Provided records:
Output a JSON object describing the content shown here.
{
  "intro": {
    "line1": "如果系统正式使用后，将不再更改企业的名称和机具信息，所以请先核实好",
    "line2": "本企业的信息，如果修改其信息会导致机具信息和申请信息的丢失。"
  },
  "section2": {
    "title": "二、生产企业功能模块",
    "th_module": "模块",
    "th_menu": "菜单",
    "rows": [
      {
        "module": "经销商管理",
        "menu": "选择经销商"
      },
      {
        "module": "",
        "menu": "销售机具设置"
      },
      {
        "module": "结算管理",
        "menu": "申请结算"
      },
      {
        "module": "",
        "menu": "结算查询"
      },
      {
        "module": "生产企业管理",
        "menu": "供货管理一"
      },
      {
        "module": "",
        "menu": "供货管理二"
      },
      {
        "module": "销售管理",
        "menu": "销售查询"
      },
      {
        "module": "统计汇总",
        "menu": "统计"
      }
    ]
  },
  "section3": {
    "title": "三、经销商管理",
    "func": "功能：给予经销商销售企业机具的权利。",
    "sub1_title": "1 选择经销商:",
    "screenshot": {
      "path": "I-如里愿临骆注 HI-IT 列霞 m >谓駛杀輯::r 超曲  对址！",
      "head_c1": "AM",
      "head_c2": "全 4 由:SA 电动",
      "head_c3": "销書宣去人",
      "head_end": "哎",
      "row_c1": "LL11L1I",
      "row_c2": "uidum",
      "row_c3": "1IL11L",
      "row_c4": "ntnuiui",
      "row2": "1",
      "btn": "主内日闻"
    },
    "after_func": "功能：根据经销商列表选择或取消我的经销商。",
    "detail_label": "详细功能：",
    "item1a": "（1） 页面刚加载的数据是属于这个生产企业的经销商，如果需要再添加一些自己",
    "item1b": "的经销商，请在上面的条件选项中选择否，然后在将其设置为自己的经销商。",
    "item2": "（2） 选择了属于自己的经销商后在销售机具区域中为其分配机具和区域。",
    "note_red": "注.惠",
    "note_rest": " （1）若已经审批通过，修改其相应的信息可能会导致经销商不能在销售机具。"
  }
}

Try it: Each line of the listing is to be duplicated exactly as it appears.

Reply:
Output a JSON object describing the content shown here.
{
  "intro": {
    "line1": "如果系统正式使用后，将不再更改企业的名称和机具信息，所以请先核实好",
    "line2": "本企业的信息，如果修改其信息会导致机具信息和申请信息的丢失。"
  },
  "section2": {
    "title": "二、生产企业功能模块",
    "th_module": "模块",
    "th_menu": "菜单",
    "rows": [
      {
        "module": "经销商管理",
        "menu": "选择经销商"
      },
      {
        "module": "",
        "menu": "销售机具设置"
      },
      {
        "module": "结算管理",
        "menu": "申请结算"
      },
      {
        "module": "",
        "menu": "结算查询"
      },
      {
        "module": "生产企业管理",
        "menu": "供货管理一"
      },
      {
        "module": "",
        "menu": "供货管理二"
      },
      {
        "module": "销售管理",
        "menu": "销售查询"
      },
      {
        "module": "统计汇总",
        "menu": "统计"
      }
    ]
  },
  "section3": {
    "title": "三、经销商管理",
    "func": "功能：给予经销商销售企业机具的权利。",
    "sub1_title": "1 选择经销商:",
    "screenshot": {
      "path": "I-如里愿临骆注 HI-IT 列霞 m >谓駛杀輯::r 超曲  对址！",
      "head_c1": "AM",
      "head_c2": "全 4 由:SA 电动",
      "head_c3": "销書宣去人",
      "head_end": "哎",
      "row_c1": "LL11L1I",
      "row_c2": "uidum",
      "row_c3": "1IL11L",
      "row_c4": "ntnuiui",
      "row2": "1",
      "btn": "主内日闻"
    },
    "after_func": "功能：根据经销商列表选择或取消我的经销商。",
    "detail_label": "详细功能：",
    "item1a": "（1） 页面刚加载的数据是属于这个生产企业的经销商，如果需要再添加一些自己",
    "item1b": "的经销商，请在上面的条件选项中选择否，然后在将其设置为自己的经销商。",
    "item2": "（2） 选择了属于自己的经销商后在销售机具区域中为其分配机具和区域。",
    "note_red": "注.惠",
    "note_rest": " （1）若已经审批通过，修改其相应的信息可能会导致经销商不能在销售机具。"
  }
}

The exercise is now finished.